The train screeches again, cutting him off. You don’t hear the rest of the story.
“…Even though she didn’t get here in time, I couldn’t have gotten through it without Tammy. We, my partner and I, were in the process of adopting his three grandkids. They got taken away from their mom by the state. That’s when Tammy took them in. Well, now things have changed…”
“That was actually my daughter on the phone just now.” She picks up on the conversation, “yeah, I’m keepin’ em. I’m keepin’ em now.”
Well now things have changed…
“She’s known Ray since she was five years old.” He smiles and catches himself.
“Yeah he was my mom’s friend originally…”
“and your mom wanted something more…”
“right, she did, before she found out he was gay, but they stayed real good friends. We ended up being neighbors. Ray was the best thing ever for me. He was like my dad, my uncle, my friend.” The man smiles at this.
“Me and Ray, we would just talk for hours,” she smiles, “about nothing really. Like we had these games”
“What kind of games?”
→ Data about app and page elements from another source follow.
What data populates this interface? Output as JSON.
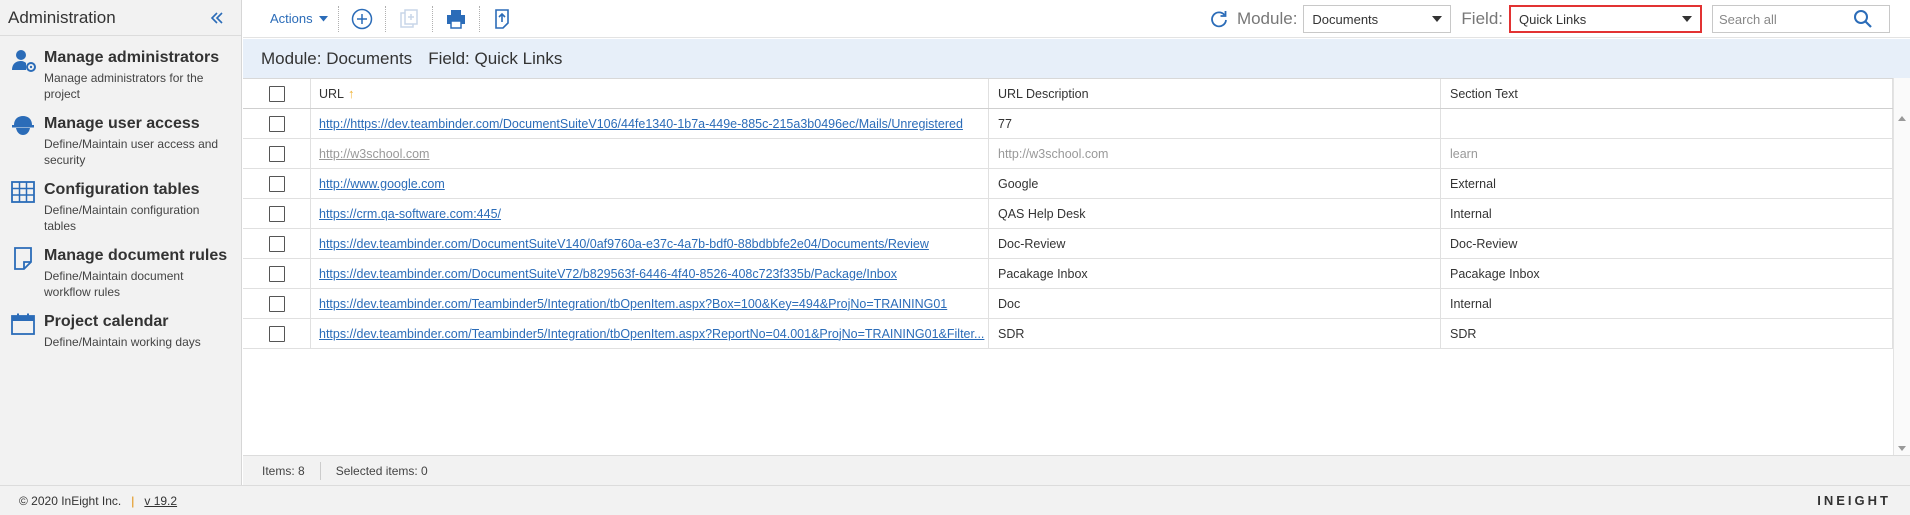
{
  "sidebar": {
    "title": "Administration",
    "items": [
      {
        "label": "Manage administrators",
        "desc": "Manage administrators for the project",
        "icon": "user-gear-icon"
      },
      {
        "label": "Manage user access",
        "desc": "Define/Maintain user access and security",
        "icon": "hardhat-user-icon"
      },
      {
        "label": "Configuration tables",
        "desc": "Define/Maintain configuration tables",
        "icon": "table-grid-icon"
      },
      {
        "label": "Manage document rules",
        "desc": "Define/Maintain document workflow rules",
        "icon": "document-icon"
      },
      {
        "label": "Project calendar",
        "desc": "Define/Maintain working days",
        "icon": "calendar-icon"
      }
    ]
  },
  "toolbar": {
    "actions_label": "Actions",
    "module_label": "Module:",
    "module_value": "Documents",
    "field_label": "Field:",
    "field_value": "Quick Links",
    "search_placeholder": "Search all"
  },
  "band": {
    "module_text": "Module: Documents",
    "field_text": "Field: Quick Links"
  },
  "grid": {
    "columns": [
      "URL",
      "URL Description",
      "Section Text"
    ],
    "rows": [
      {
        "url": "http://https://dev.teambinder.com/DocumentSuiteV106/44fe1340-1b7a-449e-885c-215a3b0496ec/Mails/Unregistered",
        "desc": "77",
        "section": ""
      },
      {
        "url": "http://w3school.com",
        "desc": "http://w3school.com",
        "section": "learn"
      },
      {
        "url": "http://www.google.com",
        "desc": "Google",
        "section": "External"
      },
      {
        "url": "https://crm.qa-software.com:445/",
        "desc": "QAS Help Desk",
        "section": "Internal"
      },
      {
        "url": "https://dev.teambinder.com/DocumentSuiteV140/0af9760a-e37c-4a7b-bdf0-88bdbbfe2e04/Documents/Review",
        "desc": "Doc-Review",
        "section": "Doc-Review"
      },
      {
        "url": "https://dev.teambinder.com/DocumentSuiteV72/b829563f-6446-4f40-8526-408c723f335b/Package/Inbox",
        "desc": "Pacakage Inbox",
        "section": "Pacakage Inbox"
      },
      {
        "url": "https://dev.teambinder.com/Teambinder5/Integration/tbOpenItem.aspx?Box=100&Key=494&ProjNo=TRAINING01",
        "desc": "Doc",
        "section": "Internal"
      },
      {
        "url": "https://dev.teambinder.com/Teambinder5/Integration/tbOpenItem.aspx?ReportNo=04.001&ProjNo=TRAINING01&Filter...",
        "desc": "SDR",
        "section": "SDR"
      }
    ]
  },
  "status": {
    "items_text": "Items: 8",
    "selected_text": "Selected items: 0"
  },
  "footer": {
    "copyright": "© 2020 InEight Inc.",
    "separator": "|",
    "version": "v 19.2",
    "brand": "INEIGHT"
  },
  "colors": {
    "accent": "#2b6cb8",
    "highlight": "#e23232",
    "band": "#e7eff9"
  }
}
“Oh silly ones like – how much money would someone have to pay you to lick a cow’s ass.”
“Well?” – Jokingly
“Hell, I’d do it for like five thousand dollars – Ray would be like I need a million dollars and be real drunk when it happens.”
“Yeah I really miss him” Tammy says.
…I really miss him.
“Well, our stop is coming up,” the man turns to the BART map. “It was really nice meeting you.”
“I’m glad to meet you too.”
You think, what else am I supposed to say? Something contrived like ‘sorry for your loss’? Jesus why is talking about grieving with strangers so awkward?
“Nice to meet you,”the woman says, turning, “I hope you have a safe flight.”
“And you a safe bus ride back home! Bye!”
Smiles. The BART doors open. The two get up, adjust their coats, and push the dog stroller out. The BART doors close.
You watch the figures in silhouette on the other side of the darkened window. The train pulls away.
Not sure what to do, you look around the car. A woman listening to music. A couple sitting quietly together. A young man absent mindedly swaying while standing and holding a handle.
You put your earbuds back in.